After enjoying some amazing fresh udon noodles in Japan, like, seriously mind blowing, we set out to make our own udon noodles at home. Turns out, it’s really quite easy!
Udon noodles are distinctive in their thickness, their bounce and their chew. Traditional Japanese udon is actually kneaded by foot. That’s right, not by hand, by foot. Trust me on this one: I made multiple batches using just the stand mixer and by hand, and none turned out as well as the one I kneaded with my feet. There’s a reason the Japanese have been doing it this way for centuries.
Simply put the dough in a plastic bag, wrap it in a clean kitchen towel and smush it with your feet until it’s flat. Open up the bag, fold it up into a ball again, and repeat 3-4 times until you have a dough that’s as smooth as your earlobe.
If you want to make homemade udon noodles, you just need flour, salt, water, and a little tapioca starch for good measure (though I’ve seen plenty of recipes without this last ingredient, but I found noodles made with it to be smoother and bouncier overall). I also used 00 pizza flour for my noodles, which is slightly higher in gluten and more finely ground than standard AP flour and better approximates the flour that Japanese cooks would use. If you can’t find 00 flour, you can use a mix of bread and AP flour instead, though your dough won’t be quite as smooth.

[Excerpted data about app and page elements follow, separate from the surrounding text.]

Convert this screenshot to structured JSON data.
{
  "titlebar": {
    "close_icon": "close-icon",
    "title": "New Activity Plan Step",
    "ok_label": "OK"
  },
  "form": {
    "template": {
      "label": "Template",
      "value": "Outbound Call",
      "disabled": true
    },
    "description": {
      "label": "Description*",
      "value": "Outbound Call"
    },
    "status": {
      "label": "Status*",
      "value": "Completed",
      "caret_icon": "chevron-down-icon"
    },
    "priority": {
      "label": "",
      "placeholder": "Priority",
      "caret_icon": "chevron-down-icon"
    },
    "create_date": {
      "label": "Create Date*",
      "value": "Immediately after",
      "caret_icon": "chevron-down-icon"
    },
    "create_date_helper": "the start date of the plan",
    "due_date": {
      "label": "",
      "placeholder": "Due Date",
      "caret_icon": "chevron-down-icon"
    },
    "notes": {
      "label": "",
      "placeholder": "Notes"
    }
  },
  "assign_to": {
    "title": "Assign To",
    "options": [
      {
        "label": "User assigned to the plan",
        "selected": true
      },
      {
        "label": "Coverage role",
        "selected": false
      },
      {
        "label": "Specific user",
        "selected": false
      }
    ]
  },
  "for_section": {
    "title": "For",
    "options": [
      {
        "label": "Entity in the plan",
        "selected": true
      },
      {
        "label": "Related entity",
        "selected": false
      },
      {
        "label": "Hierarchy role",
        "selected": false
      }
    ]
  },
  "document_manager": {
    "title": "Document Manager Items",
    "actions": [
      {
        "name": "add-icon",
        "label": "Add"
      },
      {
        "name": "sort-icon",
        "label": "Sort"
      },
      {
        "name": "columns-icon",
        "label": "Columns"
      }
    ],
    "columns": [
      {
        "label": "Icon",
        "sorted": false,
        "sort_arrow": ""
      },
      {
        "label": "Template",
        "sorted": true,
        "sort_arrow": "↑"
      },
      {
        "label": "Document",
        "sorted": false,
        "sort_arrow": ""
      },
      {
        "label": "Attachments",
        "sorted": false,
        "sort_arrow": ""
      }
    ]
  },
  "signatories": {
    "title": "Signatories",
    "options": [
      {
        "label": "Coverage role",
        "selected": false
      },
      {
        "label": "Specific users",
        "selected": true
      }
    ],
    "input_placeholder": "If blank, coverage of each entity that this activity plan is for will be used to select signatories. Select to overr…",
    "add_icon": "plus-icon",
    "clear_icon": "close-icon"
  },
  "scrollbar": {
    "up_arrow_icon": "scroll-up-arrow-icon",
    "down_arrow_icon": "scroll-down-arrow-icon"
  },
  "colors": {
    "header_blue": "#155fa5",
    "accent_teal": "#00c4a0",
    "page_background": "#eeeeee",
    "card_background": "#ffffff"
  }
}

While udon noodles are traditionally hand rolled, we sped up the process a bit using the KitchenAid® Pasta Roller & Cutter attachment. For thicker noodles, you can roll them out to thickness 1 and then cut by hand. Or, if you prefer thinner noodles, roll to thickness 2 or 3 and then use the fettuccine or spaghetti cutters to quickly cut them into perfectly even noodles. They do swell quite a bit when they cook, so even the spaghetti size noodles are delightfully thick and chewy once cooked.
Get our recipe for homemade udon noodles (plus step-by-step photos) on the KitchenAid blog now!
This recipe was created in partnership with KitchenAid®. All opinions are my own. Be sure to share your take on this recipes on Instagram using #MadeWithKitchenAid for a chance to be featured on the @KitchenAidUSA account!
- 1 batch homemade udon noodles or 1 package fresh or frozen noodles
- 1 cup mirin
- 1 cup soy sauce
- 1/2 cup sake
- 1 2-inch piece kombu (dried kelp)
- 1 cup dried bonito flakes
- sesame seeds and thinly sliced green onion, for garnish.
- In a medium saucepan, add sake and bring it to a boil over medium high heat for a few seconds to evaporate some of the alcohol.
- Reduce heat to low; add mirin and soy sauce, followed by kombu and bonito flakes. Cook for 5 minutes to allow the flavors to absorb.
- Turn off the heat and set aside until cool down. Strain through a fine mesh sieve to remove solids.
- Cook noodles according to package instructions (or, for homemade noodles, cook for 3 to 5 minutes until noodles float to the surface. Rinse under cool water.
- Spoon soup base into serving bowls. Serve alongside cold noodles for dipping. Sprinkle with sesame seeds and thinly sliced green onion, if desired. Extra soup base will keep, refrigerated in an airtight container, for up to 3 days.
Soup base adapted from JustOneCookbook.